> Exercise instructions
Every line below that holds the string "bottom" must be copied.

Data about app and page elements
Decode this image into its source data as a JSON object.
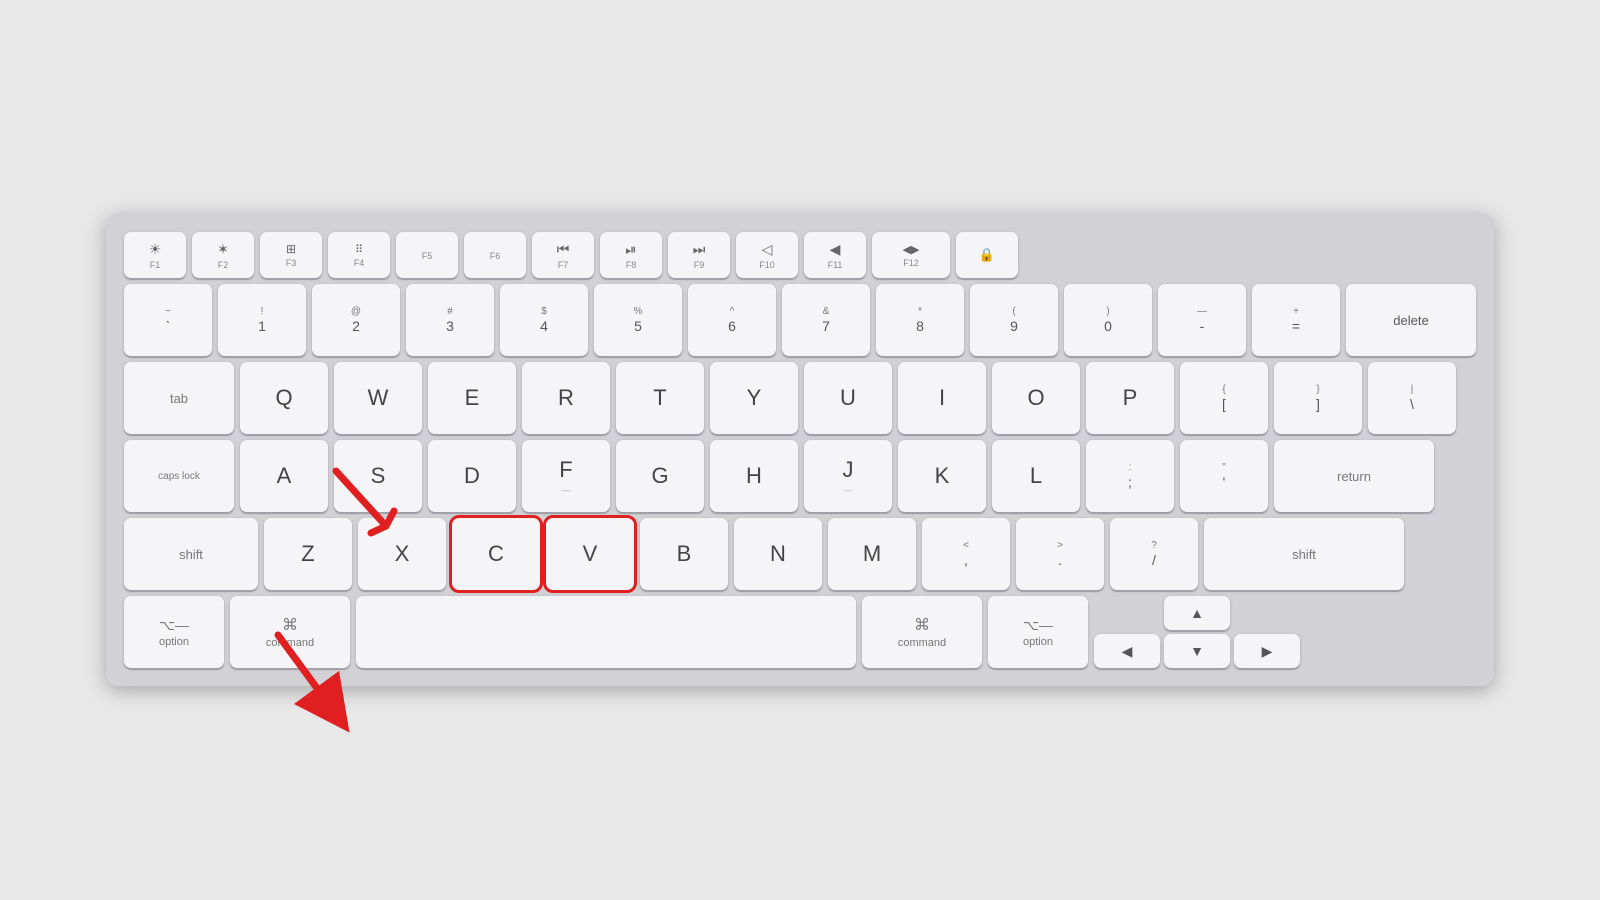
{
  "keyboard": {
    "rows": {
      "fn_row": {
        "keys": [
          {
            "id": "f1",
            "bottom": "F1",
            "icon": "☀",
            "small": true
          },
          {
            "id": "f2",
            "bottom": "F2",
            "icon": "✶",
            "small": true
          },
          {
            "id": "f3",
            "bottom": "F3",
            "icon": "⊞",
            "small": true
          },
          {
            "id": "f4",
            "bottom": "F4",
            "icon": "⠿",
            "small": true
          },
          {
            "id": "f5",
            "bottom": "F5",
            "icon": "",
            "small": true
          },
          {
            "id": "f6",
            "bottom": "F6",
            "icon": "",
            "small": true
          },
          {
            "id": "f7",
            "bottom": "F7",
            "icon": "⏮",
            "small": true
          },
          {
            "id": "f8",
            "bottom": "F8",
            "icon": "⏯",
            "small": true
          },
          {
            "id": "f9",
            "bottom": "F9",
            "icon": "⏭",
            "small": true
          },
          {
            "id": "f10",
            "bottom": "F10",
            "icon": "◁",
            "small": true
          },
          {
            "id": "f11",
            "bottom": "F11",
            "icon": "◀",
            "small": true
          },
          {
            "id": "f12",
            "bottom": "F12",
            "icon": "◀▶",
            "small": true
          },
          {
            "id": "lock",
            "icon": "🔒",
            "small": true
          }
        ]
      }
    },
    "option_label": "option",
    "command_label": "command",
    "option_symbol": "⌥",
    "command_symbol": "⌘",
    "delete_label": "delete",
    "return_label": "return",
    "shift_label": "shift",
    "tab_label": "tab",
    "caps_label": "caps lock"
  },
  "highlight": {
    "keys": [
      "C",
      "V"
    ],
    "color": "#e02020"
  },
  "arrow": {
    "direction": "down-right",
    "color": "#e02020"
  }
}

> Solution to the problem
            "bottom": "F1",
            "bottom": "F2",
            "bottom": "F3",
            "bottom": "F4",
            "bottom": "F5",
            "bottom": "F6",
            "bottom": "F7",
            "bottom": "F8",
            "bottom": "F9",
            "bottom": "F10",
            "bottom": "F11",
            "bottom": "F12",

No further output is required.